What the task requires: Wherever a line below holds the word "icon", copy that line.

□ □ □ □ □ □ □

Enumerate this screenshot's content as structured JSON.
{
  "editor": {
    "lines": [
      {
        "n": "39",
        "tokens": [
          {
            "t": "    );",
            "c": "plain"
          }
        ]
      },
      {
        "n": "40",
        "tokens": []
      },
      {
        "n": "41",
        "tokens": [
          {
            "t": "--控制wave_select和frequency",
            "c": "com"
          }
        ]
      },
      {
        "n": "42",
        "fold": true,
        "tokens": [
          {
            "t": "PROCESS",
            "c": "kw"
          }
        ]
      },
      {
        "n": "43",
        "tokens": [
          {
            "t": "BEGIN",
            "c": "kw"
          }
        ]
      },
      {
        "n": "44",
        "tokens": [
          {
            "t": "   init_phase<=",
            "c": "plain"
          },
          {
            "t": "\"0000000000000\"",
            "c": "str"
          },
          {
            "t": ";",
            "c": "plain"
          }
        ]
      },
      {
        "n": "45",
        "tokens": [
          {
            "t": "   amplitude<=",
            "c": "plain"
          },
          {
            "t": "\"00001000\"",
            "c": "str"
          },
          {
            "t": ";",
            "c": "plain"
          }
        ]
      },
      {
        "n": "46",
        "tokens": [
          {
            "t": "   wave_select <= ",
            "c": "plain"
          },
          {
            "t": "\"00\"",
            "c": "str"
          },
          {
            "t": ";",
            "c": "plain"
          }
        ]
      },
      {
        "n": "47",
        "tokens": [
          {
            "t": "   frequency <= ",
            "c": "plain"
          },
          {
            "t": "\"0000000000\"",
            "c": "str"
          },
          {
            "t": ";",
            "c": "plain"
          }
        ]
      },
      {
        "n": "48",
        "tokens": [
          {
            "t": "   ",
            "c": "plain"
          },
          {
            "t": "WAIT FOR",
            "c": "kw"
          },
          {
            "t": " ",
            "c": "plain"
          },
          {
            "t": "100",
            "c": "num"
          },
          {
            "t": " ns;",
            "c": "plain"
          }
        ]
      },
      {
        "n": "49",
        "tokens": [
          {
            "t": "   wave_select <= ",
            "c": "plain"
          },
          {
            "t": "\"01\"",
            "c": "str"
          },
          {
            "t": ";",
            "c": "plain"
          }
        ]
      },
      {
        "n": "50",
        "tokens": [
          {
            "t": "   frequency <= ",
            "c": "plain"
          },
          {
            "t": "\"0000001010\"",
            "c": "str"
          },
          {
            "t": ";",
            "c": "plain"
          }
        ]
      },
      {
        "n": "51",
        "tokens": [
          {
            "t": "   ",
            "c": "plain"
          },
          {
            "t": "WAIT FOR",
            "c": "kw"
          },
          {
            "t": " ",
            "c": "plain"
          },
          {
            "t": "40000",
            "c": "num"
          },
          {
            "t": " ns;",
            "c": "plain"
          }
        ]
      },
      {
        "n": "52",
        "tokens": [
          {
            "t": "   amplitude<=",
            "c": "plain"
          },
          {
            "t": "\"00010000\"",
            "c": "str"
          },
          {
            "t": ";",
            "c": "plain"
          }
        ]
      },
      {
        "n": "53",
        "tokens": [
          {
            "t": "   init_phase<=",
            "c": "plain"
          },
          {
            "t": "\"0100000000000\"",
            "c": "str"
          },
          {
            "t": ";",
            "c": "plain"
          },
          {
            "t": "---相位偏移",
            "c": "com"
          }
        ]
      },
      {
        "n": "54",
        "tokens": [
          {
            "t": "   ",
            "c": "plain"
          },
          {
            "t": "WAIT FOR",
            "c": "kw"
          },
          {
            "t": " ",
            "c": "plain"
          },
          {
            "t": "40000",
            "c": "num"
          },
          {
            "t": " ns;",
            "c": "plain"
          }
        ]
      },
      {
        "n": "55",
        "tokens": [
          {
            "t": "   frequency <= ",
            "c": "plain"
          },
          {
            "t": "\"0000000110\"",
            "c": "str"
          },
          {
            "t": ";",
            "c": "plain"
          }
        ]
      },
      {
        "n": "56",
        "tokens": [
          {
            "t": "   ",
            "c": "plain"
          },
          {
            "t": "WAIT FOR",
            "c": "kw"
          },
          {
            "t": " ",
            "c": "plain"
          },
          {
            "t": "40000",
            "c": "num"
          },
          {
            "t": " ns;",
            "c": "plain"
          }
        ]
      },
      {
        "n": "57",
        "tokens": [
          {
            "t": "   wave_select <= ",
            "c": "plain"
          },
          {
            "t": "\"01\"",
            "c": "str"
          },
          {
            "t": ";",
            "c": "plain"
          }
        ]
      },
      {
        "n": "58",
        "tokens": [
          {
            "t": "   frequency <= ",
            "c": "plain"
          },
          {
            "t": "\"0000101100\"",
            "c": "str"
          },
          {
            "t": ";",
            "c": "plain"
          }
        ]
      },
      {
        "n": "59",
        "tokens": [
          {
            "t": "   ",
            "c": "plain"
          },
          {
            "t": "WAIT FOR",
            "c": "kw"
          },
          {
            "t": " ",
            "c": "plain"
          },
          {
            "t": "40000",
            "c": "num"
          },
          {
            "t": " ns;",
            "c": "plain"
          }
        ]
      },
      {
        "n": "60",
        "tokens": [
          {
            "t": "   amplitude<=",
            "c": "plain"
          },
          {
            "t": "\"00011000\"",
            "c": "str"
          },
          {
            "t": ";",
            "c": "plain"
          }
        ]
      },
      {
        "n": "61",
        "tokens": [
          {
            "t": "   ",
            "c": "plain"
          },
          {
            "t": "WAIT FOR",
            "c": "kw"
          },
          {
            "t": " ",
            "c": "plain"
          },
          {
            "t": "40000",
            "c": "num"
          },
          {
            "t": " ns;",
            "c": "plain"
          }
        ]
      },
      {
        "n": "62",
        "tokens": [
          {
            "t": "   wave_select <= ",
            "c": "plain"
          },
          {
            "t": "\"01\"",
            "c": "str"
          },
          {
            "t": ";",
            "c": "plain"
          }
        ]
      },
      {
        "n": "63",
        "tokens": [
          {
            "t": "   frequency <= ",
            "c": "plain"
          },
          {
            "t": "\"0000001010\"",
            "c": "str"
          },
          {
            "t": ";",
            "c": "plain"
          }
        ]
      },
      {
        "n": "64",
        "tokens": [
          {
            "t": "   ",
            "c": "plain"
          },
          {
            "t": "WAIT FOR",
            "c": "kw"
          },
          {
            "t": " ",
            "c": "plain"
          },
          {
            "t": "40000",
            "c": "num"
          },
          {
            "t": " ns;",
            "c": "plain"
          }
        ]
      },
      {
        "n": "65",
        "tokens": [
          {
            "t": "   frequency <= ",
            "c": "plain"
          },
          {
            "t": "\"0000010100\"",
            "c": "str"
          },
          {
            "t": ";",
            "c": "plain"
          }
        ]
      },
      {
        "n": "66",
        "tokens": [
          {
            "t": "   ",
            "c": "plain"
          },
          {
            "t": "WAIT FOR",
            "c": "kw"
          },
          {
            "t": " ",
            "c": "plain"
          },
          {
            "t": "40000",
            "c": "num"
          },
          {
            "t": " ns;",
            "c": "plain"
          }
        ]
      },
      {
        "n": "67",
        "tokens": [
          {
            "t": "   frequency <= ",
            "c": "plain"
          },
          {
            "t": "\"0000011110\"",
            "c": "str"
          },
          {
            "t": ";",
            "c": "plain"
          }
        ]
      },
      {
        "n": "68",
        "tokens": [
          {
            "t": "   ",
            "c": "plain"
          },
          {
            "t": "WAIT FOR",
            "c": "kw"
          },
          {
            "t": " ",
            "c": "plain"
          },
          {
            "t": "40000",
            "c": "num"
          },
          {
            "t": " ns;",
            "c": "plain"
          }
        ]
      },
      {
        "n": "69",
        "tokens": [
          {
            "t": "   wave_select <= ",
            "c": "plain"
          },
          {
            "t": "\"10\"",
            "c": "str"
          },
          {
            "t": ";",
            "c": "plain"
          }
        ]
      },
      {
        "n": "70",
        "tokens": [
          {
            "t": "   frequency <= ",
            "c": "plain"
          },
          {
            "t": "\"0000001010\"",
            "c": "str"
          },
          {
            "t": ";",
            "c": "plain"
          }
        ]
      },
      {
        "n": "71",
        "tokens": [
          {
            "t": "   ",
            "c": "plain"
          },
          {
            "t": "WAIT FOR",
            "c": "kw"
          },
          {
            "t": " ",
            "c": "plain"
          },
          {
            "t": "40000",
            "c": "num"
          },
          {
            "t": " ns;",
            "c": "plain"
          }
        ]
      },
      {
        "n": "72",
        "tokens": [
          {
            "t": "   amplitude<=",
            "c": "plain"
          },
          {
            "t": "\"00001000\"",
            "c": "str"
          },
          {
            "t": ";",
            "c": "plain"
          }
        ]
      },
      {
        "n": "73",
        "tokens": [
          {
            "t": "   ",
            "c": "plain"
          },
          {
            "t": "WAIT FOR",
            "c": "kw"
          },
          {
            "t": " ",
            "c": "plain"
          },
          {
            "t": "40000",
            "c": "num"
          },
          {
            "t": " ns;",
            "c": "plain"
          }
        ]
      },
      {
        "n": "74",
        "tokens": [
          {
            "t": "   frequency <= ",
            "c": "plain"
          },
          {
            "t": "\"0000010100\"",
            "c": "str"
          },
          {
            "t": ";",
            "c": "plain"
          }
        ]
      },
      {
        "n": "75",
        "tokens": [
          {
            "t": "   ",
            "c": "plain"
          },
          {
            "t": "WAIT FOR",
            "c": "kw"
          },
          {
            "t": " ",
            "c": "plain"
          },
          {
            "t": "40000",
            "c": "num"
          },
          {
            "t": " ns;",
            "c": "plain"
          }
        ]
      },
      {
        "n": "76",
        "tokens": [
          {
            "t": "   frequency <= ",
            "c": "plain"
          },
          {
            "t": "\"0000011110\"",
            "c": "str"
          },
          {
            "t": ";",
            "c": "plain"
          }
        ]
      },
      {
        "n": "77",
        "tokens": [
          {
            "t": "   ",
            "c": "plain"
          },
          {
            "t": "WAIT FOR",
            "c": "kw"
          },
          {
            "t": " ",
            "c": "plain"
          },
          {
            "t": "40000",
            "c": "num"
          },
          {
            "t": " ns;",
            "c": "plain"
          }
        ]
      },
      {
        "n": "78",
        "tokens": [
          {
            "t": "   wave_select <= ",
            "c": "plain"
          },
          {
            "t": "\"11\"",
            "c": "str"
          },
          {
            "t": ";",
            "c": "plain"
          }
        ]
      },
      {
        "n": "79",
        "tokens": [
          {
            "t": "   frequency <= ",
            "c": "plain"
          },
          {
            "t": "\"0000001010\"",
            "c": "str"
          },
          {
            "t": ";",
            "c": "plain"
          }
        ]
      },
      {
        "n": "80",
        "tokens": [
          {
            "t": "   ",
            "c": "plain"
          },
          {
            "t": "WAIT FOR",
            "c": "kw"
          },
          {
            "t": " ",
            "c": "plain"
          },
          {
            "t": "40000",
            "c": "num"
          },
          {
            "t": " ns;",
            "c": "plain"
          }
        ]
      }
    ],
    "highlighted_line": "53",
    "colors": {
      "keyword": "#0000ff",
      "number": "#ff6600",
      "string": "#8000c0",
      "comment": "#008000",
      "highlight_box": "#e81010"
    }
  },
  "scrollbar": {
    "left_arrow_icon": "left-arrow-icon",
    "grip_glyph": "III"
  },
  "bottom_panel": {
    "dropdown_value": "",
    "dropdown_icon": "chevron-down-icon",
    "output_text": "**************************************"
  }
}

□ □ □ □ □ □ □

Answer section:
    "left_arrow_icon": "left-arrow-icon",
    "dropdown_icon": "chevron-down-icon",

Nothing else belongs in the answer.